» RECORDS FOR THE EXERCISE:

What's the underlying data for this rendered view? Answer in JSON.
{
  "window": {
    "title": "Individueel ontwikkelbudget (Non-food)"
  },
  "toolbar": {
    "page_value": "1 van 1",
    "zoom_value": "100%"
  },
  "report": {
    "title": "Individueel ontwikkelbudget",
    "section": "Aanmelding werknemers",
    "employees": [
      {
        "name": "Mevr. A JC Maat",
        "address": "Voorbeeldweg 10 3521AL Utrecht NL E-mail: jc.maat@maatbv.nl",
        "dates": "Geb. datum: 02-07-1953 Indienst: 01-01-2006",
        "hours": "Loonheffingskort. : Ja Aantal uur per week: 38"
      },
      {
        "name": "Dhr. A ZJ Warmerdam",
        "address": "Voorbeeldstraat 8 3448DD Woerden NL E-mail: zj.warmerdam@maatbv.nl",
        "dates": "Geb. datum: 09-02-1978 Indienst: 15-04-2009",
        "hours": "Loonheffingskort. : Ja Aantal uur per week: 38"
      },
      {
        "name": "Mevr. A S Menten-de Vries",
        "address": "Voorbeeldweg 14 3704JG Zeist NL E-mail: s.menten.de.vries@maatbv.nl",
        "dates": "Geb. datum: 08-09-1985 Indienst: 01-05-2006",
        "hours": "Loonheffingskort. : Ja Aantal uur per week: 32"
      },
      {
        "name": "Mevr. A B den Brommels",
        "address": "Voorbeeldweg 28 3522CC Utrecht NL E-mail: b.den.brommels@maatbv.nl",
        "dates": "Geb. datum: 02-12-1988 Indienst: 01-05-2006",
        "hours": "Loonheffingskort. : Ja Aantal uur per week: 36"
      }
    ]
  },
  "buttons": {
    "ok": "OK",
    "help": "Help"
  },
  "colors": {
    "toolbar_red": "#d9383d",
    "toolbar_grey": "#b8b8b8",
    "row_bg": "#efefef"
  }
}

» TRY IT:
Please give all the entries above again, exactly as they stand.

» FINISHED EXERCISE:
What's the underlying data for this rendered view? Answer in JSON.
{
  "window": {
    "title": "Individueel ontwikkelbudget (Non-food)"
  },
  "toolbar": {
    "page_value": "1 van 1",
    "zoom_value": "100%"
  },
  "report": {
    "title": "Individueel ontwikkelbudget",
    "section": "Aanmelding werknemers",
    "employees": [
      {
        "name": "Mevr. A JC Maat",
        "address": "Voorbeeldweg 10 3521AL Utrecht NL E-mail: jc.maat@maatbv.nl",
        "dates": "Geb. datum: 02-07-1953 Indienst: 01-01-2006",
        "hours": "Loonheffingskort. : Ja Aantal uur per week: 38"
      },
      {
        "name": "Dhr. A ZJ Warmerdam",
        "address": "Voorbeeldstraat 8 3448DD Woerden NL E-mail: zj.warmerdam@maatbv.nl",
        "dates": "Geb. datum: 09-02-1978 Indienst: 15-04-2009",
        "hours": "Loonheffingskort. : Ja Aantal uur per week: 38"
      },
      {
        "name": "Mevr. A S Menten-de Vries",
        "address": "Voorbeeldweg 14 3704JG Zeist NL E-mail: s.menten.de.vries@maatbv.nl",
        "dates": "Geb. datum: 08-09-1985 Indienst: 01-05-2006",
        "hours": "Loonheffingskort. : Ja Aantal uur per week: 32"
      },
      {
        "name": "Mevr. A B den Brommels",
        "address": "Voorbeeldweg 28 3522CC Utrecht NL E-mail: b.den.brommels@maatbv.nl",
        "dates": "Geb. datum: 02-12-1988 Indienst: 01-05-2006",
        "hours": "Loonheffingskort. : Ja Aantal uur per week: 36"
      }
    ]
  },
  "buttons": {
    "ok": "OK",
    "help": "Help"
  },
  "colors": {
    "toolbar_red": "#d9383d",
    "toolbar_grey": "#b8b8b8",
    "row_bg": "#efefef"
  }
}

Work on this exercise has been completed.